[[ Exercise data open ]]
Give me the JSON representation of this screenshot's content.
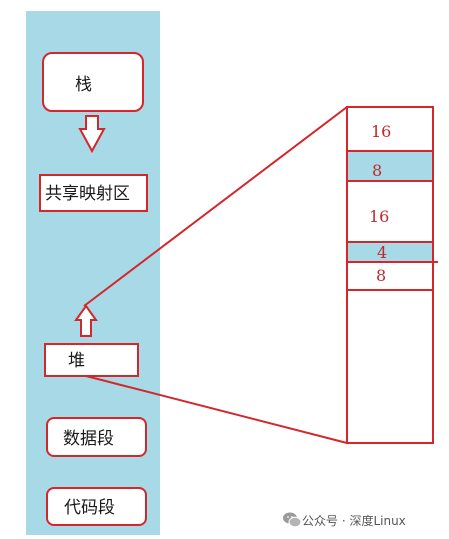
{
  "colors": {
    "panel": "#a7d9e6",
    "line": "#d4262b",
    "box_fill": "#ffffff",
    "heap_cell_highlight": "#a7d9e6"
  },
  "memory_segments": [
    {
      "id": "stack",
      "label": "栈"
    },
    {
      "id": "shared-mapping",
      "label": "共享映射区"
    },
    {
      "id": "heap",
      "label": "堆"
    },
    {
      "id": "data",
      "label": "数据段"
    },
    {
      "id": "code",
      "label": "代码段"
    }
  ],
  "heap_detail": {
    "cells": [
      {
        "value": "16",
        "highlight": false
      },
      {
        "value": "8",
        "highlight": true
      },
      {
        "value": "16",
        "highlight": false
      },
      {
        "value": "4",
        "highlight": true
      },
      {
        "value": "8",
        "highlight": false
      },
      {
        "value": "",
        "highlight": false
      }
    ]
  },
  "watermark": {
    "icon": "wechat-icon",
    "text": "公众号 · 深度Linux"
  }
}
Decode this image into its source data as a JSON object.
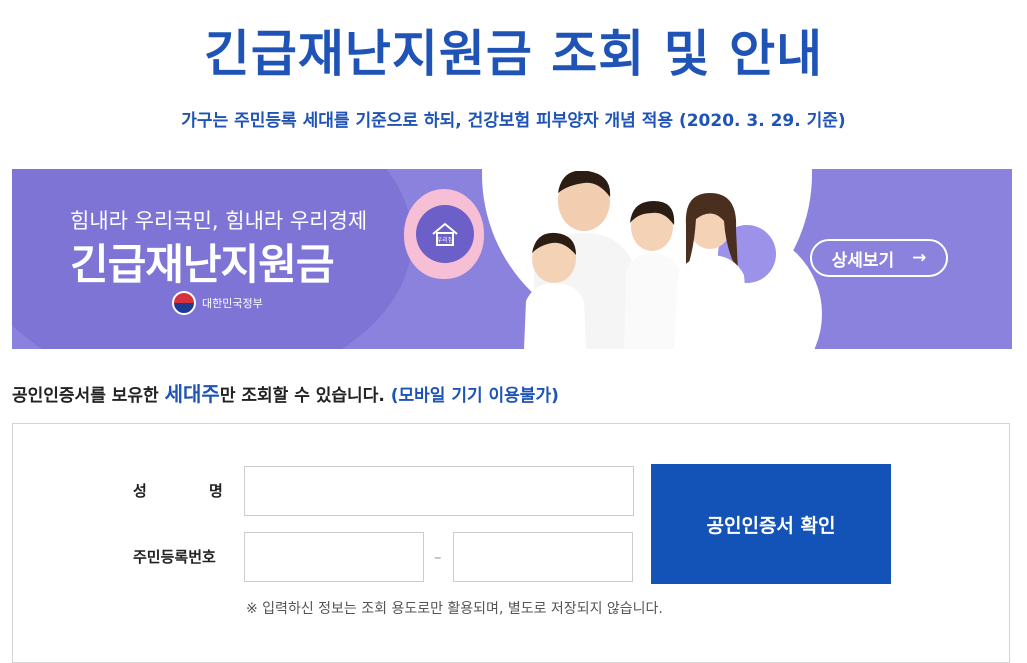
{
  "header": {
    "title": "긴급재난지원금 조회 및 안내",
    "subtitle": "가구는 주민등록 세대를 기준으로 하되, 건강보험 피부양자 개념 적용 (2020. 3. 29. 기준)"
  },
  "banner": {
    "slogan": "힘내라 우리국민, 힘내라 우리경제",
    "title": "긴급재난지원금",
    "gov_label": "대한민국정부",
    "detail_button": "상세보기",
    "detail_arrow": "→",
    "house_label": "우리집"
  },
  "notice": {
    "prefix": "공인인증서를 보유한 ",
    "highlight": "세대주",
    "middle": "만 조회할 수 있습니다. ",
    "mobile": "(모바일 기기 이용불가)"
  },
  "form": {
    "name_label_left": "성",
    "name_label_right": "명",
    "name_value": "",
    "rrn_label": "주민등록번호",
    "rrn_first_value": "",
    "rrn_second_value": "",
    "rrn_dash": "–",
    "submit_label": "공인인증서 확인",
    "hint": "※ 입력하신 정보는 조회 용도로만 활용되며, 별도로 저장되지 않습니다."
  },
  "colors": {
    "primary": "#1f54b6",
    "button": "#1352b6",
    "banner": "#8b82de",
    "pink": "#f6bfd6"
  }
}
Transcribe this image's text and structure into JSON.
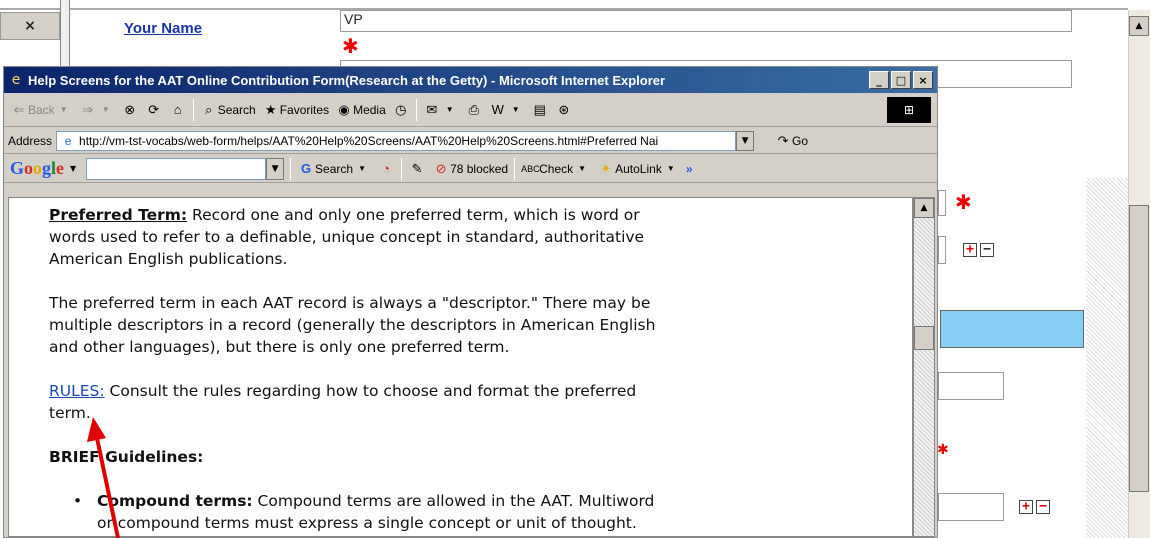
{
  "background_form": {
    "close_glyph": "×",
    "your_name_label": "Your Name",
    "your_name_value": "VP",
    "required_star": "✱"
  },
  "ie_window": {
    "title": "Help Screens for the AAT Online Contribution Form(Research at the Getty) - Microsoft Internet Explorer",
    "window_buttons": {
      "minimize": "_",
      "maximize": "□",
      "close": "×"
    },
    "toolbar": {
      "back": "Back",
      "search": "Search",
      "favorites": "Favorites",
      "media": "Media"
    },
    "address": {
      "label": "Address",
      "url": "http://vm-tst-vocabs/web-form/helps/AAT%20Help%20Screens/AAT%20Help%20Screens.html#Preferred Nai",
      "go": "Go"
    },
    "google_bar": {
      "logo": [
        "G",
        "o",
        "o",
        "g",
        "l",
        "e"
      ],
      "search": "Search",
      "blocked": "78 blocked",
      "check": "Check",
      "autolink": "AutoLink",
      "more": "»"
    },
    "content": {
      "preferred_term_title": "Preferred Term:",
      "preferred_term_body_1": " Record one and only one preferred term, which is word or",
      "preferred_term_body_2": "words used to refer to a definable, unique concept in standard, authoritative",
      "preferred_term_body_3": "American English publications.",
      "descriptor_1": "The preferred term in each AAT record is always a \"descriptor.\" There may be",
      "descriptor_2": "multiple descriptors in a record (generally the descriptors in American English",
      "descriptor_3": "and other languages), but there is only one preferred term.",
      "rules_link": "RULES:",
      "rules_body_1": " Consult the rules regarding how to choose and format the preferred",
      "rules_body_2": "term.",
      "brief_guidelines": "BRIEF Guidelines:",
      "compound_title": "Compound terms:",
      "compound_body_1": " Compound terms are allowed in the AAT. Multiword",
      "compound_body_2": "or compound terms must express a single concept or unit of thought."
    }
  },
  "colors": {
    "title_gradient_start": "#0a246a",
    "title_gradient_end": "#3a6ea5",
    "link": "#1a48b8",
    "required": "#e00000",
    "highlight_band": "#87cef5",
    "arrow": "#e00000"
  }
}
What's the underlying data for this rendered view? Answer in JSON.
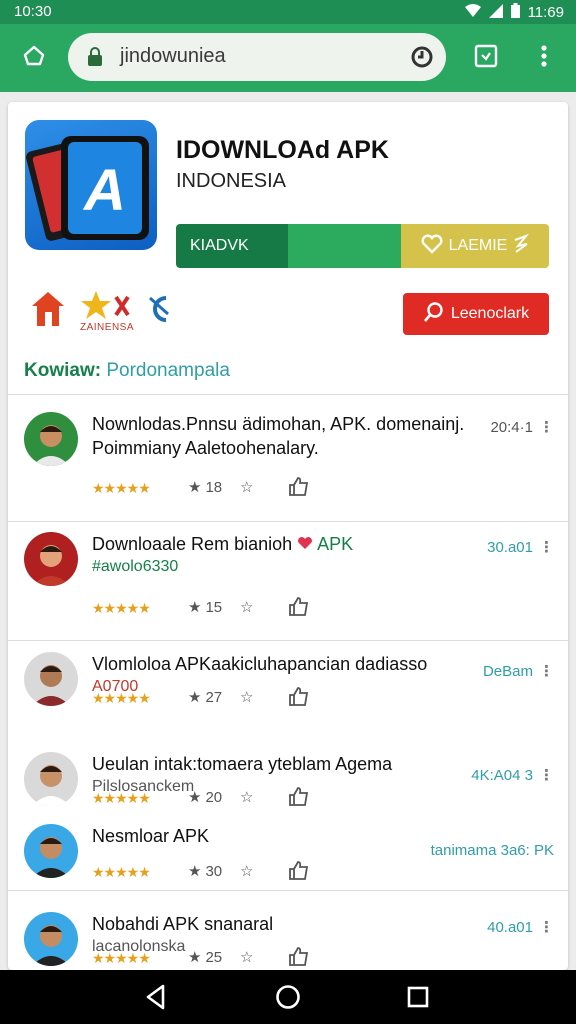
{
  "status_bar": {
    "time": "10:30",
    "clock": "11:69"
  },
  "browser": {
    "url": "jindowuniea"
  },
  "app": {
    "title": "IDOWNLOAd APK",
    "subtitle": "INDONESIA",
    "download_label": "KIADVK",
    "like_label": "LAEMIE",
    "search_label": "Leenoclark",
    "badge_text": "ZAINENSA",
    "progress": 0.6
  },
  "category": {
    "label": "Kowiaw:",
    "value": "Pordonampala"
  },
  "colors": {
    "status_bar": "#1f8e54",
    "toolbar": "#2aa862",
    "download": "#157a45",
    "progress": "#2cab5f",
    "like": "#d4c24a",
    "search": "#e02a24",
    "rating": "#e6a11c"
  },
  "items": [
    {
      "title": "Nownlodas.Pnnsu ädimohan, APK. domenainj.",
      "title2": "Poimmiany Aaletoohenalary.",
      "sub": "",
      "sub_color": "#333333",
      "count": "18",
      "time": "20:4·1",
      "time_color": "#555555",
      "rating": 4.5
    },
    {
      "title": "Downloaale Rem bianioh",
      "title_badge": "APK",
      "sub": "#awolo6330",
      "sub_color": "#16804a",
      "count": "15",
      "time": "30.a01",
      "time_color": "#2f9ea8",
      "rating": 4.5
    },
    {
      "title": "Vlomloloa APKaakicluhapancian dadiasso",
      "sub": "A0700",
      "sub_color": "#c0392b",
      "count": "27",
      "time": "DeBam",
      "time_color": "#2f9ea8",
      "rating": 4.5
    },
    {
      "title": "Ueulan intak:tomaera yteblam Agema",
      "sub": "Pilslosanckem",
      "sub_color": "#555555",
      "count": "20",
      "time": "4K:A04 3",
      "time_color": "#2f9ea8",
      "rating": 4.5
    },
    {
      "title": "Nesmloar APK",
      "sub": "",
      "sub_color": "#555555",
      "count": "30",
      "time": "tanimama 3a6: PK",
      "time_color": "#2f9ea8",
      "rating": 4.5
    },
    {
      "title": "Nobahdi APK snanaral",
      "sub": "lacanolonska",
      "sub_color": "#555555",
      "count": "25",
      "time": "40.a01",
      "time_color": "#2f9ea8",
      "rating": 4.5
    }
  ]
}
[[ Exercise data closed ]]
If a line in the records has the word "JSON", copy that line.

Give me the JSON representation of this screenshot's content.
Decode this image into its source data as a JSON object.
Transcribe this image's text and structure into JSON.
What's the underlying data for this rendered view? Answer in JSON.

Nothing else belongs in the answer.